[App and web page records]
········
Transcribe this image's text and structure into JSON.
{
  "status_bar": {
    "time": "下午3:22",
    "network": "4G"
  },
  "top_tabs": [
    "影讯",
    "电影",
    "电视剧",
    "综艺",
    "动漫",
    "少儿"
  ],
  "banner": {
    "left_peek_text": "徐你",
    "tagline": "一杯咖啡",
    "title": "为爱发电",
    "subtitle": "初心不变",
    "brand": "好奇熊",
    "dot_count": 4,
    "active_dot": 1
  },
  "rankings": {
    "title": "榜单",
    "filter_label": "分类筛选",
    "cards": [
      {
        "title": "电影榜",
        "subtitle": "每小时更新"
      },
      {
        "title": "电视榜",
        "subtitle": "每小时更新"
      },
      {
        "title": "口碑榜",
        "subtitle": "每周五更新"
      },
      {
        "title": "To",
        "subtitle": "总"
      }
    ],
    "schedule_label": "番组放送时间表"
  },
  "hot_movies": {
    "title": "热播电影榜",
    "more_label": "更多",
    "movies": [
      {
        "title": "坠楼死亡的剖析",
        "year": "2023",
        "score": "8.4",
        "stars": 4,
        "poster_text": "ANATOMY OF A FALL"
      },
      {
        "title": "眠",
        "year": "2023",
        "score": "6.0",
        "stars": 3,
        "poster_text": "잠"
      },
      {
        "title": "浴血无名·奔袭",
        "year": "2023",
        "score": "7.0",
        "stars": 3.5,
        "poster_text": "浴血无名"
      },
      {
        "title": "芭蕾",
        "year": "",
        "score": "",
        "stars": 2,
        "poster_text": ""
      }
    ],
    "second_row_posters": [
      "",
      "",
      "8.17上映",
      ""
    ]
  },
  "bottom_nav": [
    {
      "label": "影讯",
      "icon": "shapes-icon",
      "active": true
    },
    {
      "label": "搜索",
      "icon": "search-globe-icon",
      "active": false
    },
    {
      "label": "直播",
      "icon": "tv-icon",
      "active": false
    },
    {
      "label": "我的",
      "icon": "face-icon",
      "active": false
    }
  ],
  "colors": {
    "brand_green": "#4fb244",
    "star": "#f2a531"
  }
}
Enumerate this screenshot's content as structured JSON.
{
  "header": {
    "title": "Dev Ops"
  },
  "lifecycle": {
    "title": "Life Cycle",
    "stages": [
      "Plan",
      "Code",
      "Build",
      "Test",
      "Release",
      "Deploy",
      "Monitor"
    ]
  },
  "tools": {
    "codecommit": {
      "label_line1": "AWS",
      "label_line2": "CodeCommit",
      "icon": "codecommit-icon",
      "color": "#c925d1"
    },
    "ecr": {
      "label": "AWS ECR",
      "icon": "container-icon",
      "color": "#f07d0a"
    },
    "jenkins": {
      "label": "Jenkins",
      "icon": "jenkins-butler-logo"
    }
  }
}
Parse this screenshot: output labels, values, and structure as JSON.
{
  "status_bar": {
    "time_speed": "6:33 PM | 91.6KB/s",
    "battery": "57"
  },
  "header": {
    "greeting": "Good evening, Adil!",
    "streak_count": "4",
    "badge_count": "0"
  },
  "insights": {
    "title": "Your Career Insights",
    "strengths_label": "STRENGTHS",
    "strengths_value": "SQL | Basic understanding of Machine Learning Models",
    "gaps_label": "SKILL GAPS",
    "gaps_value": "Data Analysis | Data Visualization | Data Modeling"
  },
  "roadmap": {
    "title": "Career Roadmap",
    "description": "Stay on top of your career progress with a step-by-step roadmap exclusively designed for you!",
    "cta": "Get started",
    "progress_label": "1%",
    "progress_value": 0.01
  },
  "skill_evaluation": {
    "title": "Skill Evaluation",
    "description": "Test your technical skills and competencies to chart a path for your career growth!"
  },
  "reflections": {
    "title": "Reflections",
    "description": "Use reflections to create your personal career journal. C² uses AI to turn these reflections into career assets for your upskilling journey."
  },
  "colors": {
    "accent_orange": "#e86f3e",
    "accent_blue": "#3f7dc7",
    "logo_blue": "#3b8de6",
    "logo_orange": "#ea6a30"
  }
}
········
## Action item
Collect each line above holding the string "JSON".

## Answer area
Transcribe this image's text and structure into JSON.
Enumerate this screenshot's content as structured JSON.
Parse this screenshot: output labels, values, and structure as JSON.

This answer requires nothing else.